Task prompt: Word for word, restate the entries that follow.

--- Data for this exercise ---

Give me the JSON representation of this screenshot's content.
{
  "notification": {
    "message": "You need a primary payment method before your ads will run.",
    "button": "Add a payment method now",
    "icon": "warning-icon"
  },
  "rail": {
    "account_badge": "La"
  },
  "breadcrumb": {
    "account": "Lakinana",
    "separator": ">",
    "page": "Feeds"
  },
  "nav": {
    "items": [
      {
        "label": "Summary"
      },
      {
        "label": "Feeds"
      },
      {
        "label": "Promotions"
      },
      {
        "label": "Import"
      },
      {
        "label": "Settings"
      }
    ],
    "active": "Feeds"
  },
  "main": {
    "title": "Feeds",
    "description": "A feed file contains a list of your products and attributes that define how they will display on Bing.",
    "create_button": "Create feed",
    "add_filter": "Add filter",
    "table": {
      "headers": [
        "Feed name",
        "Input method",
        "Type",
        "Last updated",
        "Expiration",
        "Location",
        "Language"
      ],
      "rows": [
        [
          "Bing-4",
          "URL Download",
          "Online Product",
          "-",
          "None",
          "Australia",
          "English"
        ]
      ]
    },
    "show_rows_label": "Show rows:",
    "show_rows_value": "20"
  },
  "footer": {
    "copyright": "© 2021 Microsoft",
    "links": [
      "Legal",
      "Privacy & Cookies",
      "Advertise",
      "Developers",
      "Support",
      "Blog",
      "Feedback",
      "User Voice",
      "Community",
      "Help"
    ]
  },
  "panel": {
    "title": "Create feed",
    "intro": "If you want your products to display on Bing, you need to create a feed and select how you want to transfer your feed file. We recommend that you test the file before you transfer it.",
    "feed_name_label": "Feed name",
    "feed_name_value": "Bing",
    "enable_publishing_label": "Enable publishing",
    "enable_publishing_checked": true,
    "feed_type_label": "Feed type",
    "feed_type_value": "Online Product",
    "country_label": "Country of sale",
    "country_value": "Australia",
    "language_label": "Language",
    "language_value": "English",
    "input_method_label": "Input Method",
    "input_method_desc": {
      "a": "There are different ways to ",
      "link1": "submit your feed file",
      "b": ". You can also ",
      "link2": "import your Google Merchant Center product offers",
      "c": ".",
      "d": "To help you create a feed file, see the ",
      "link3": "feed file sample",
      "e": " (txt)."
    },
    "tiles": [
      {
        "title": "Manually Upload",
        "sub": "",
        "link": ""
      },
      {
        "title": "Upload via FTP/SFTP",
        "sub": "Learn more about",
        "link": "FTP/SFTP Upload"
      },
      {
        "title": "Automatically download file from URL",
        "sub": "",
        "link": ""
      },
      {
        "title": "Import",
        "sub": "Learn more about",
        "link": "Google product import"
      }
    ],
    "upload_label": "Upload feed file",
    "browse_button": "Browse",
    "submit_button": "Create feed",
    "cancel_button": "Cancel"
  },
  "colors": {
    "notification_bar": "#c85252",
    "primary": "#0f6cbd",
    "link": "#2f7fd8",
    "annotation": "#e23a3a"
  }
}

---

Exercise answer:
Give me the JSON representation of this screenshot's content.
{
  "notification": {
    "message": "You need a primary payment method before your ads will run.",
    "button": "Add a payment method now",
    "icon": "warning-icon"
  },
  "rail": {
    "account_badge": "La"
  },
  "breadcrumb": {
    "account": "Lakinana",
    "separator": ">",
    "page": "Feeds"
  },
  "nav": {
    "items": [
      {
        "label": "Summary"
      },
      {
        "label": "Feeds"
      },
      {
        "label": "Promotions"
      },
      {
        "label": "Import"
      },
      {
        "label": "Settings"
      }
    ],
    "active": "Feeds"
  },
  "main": {
    "title": "Feeds",
    "description": "A feed file contains a list of your products and attributes that define how they will display on Bing.",
    "create_button": "Create feed",
    "add_filter": "Add filter",
    "table": {
      "headers": [
        "Feed name",
        "Input method",
        "Type",
        "Last updated",
        "Expiration",
        "Location",
        "Language"
      ],
      "rows": [
        [
          "Bing-4",
          "URL Download",
          "Online Product",
          "-",
          "None",
          "Australia",
          "English"
        ]
      ]
    },
    "show_rows_label": "Show rows:",
    "show_rows_value": "20"
  },
  "footer": {
    "copyright": "© 2021 Microsoft",
    "links": [
      "Legal",
      "Privacy & Cookies",
      "Advertise",
      "Developers",
      "Support",
      "Blog",
      "Feedback",
      "User Voice",
      "Community",
      "Help"
    ]
  },
  "panel": {
    "title": "Create feed",
    "intro": "If you want your products to display on Bing, you need to create a feed and select how you want to transfer your feed file. We recommend that you test the file before you transfer it.",
    "feed_name_label": "Feed name",
    "feed_name_value": "Bing",
    "enable_publishing_label": "Enable publishing",
    "enable_publishing_checked": true,
    "feed_type_label": "Feed type",
    "feed_type_value": "Online Product",
    "country_label": "Country of sale",
    "country_value": "Australia",
    "language_label": "Language",
    "language_value": "English",
    "input_method_label": "Input Method",
    "input_method_desc": {
      "a": "There are different ways to ",
      "link1": "submit your feed file",
      "b": ". You can also ",
      "link2": "import your Google Merchant Center product offers",
      "c": ".",
      "d": "To help you create a feed file, see the ",
      "link3": "feed file sample",
      "e": " (txt)."
    },
    "tiles": [
      {
        "title": "Manually Upload",
        "sub": "",
        "link": ""
      },
      {
        "title": "Upload via FTP/SFTP",
        "sub": "Learn more about",
        "link": "FTP/SFTP Upload"
      },
      {
        "title": "Automatically download file from URL",
        "sub": "",
        "link": ""
      },
      {
        "title": "Import",
        "sub": "Learn more about",
        "link": "Google product import"
      }
    ],
    "upload_label": "Upload feed file",
    "browse_button": "Browse",
    "submit_button": "Create feed",
    "cancel_button": "Cancel"
  },
  "colors": {
    "notification_bar": "#c85252",
    "primary": "#0f6cbd",
    "link": "#2f7fd8",
    "annotation": "#e23a3a"
  }
}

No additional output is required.